While operators can define security policies with an action (either Block or Allow), KubeArmor may handle those policies differently (blacklist vs. whitelist).
If the actions of all security policies for a container are 'Block', then these policies are handled in a blacklist manner. However, if at least one security policy's action is 'Allow', then all security policies for a container are handled in a whitelist manner, meaning that some security policies may be handled differently in containers.
Here, we introduce an example of how security policies are handled differently. There are two pods: pod A with (grp=1, role=A) and pod B with (grp=1, role=B). Let us say that an operator wants to block the execution of a bash shell in those pods, so the operator first defines a policy with (selector → grp=1, process → /bin/bash, action → block). Then, /bin/bash cannot be executed in the pods while some other applications are still executable (blacklist).
After that, let us say that the operator also wants the pods with role=A to execute /app only. Then, this policy will be enforced into Pod A. At this point, a problem may occur.
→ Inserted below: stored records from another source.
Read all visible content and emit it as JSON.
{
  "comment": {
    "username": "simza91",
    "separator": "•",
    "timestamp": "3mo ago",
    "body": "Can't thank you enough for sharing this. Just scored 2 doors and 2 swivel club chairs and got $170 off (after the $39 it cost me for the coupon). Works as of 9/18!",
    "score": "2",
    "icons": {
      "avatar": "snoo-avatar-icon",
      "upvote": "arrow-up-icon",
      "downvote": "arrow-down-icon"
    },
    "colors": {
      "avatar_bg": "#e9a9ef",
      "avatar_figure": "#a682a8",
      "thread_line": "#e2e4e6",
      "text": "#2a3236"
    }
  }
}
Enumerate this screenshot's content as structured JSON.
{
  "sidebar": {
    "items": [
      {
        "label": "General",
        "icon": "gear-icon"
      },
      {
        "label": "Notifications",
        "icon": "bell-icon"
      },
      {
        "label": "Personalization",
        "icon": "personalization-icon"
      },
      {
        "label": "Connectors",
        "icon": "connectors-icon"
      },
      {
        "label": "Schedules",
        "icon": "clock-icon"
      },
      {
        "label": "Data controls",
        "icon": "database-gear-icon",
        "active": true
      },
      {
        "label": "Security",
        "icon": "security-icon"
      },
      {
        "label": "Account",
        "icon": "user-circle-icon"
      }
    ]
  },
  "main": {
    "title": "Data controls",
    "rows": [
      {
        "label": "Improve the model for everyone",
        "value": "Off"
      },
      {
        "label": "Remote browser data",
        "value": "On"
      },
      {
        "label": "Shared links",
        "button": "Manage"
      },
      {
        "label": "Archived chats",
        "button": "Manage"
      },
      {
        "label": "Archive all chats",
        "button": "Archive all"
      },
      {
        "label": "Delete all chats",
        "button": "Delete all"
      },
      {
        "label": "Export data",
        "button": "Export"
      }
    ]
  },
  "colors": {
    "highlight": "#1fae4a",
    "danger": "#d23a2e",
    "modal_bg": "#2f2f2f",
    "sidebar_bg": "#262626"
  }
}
Since Pod A has an 'Allow' policy and a 'Block' policy together, the way to handle those policies is changed from a blacklist manner to a whitelist manner, which means that Pod A will be only able to execute /app. Here, if Pod A needs to only run /app, then everything will be fine. However, what if Pod A had to implicitly execute some other applications (e.g., /agent)? Then, there will be a severe problem since all applications except for /app will be blocked in Pod A.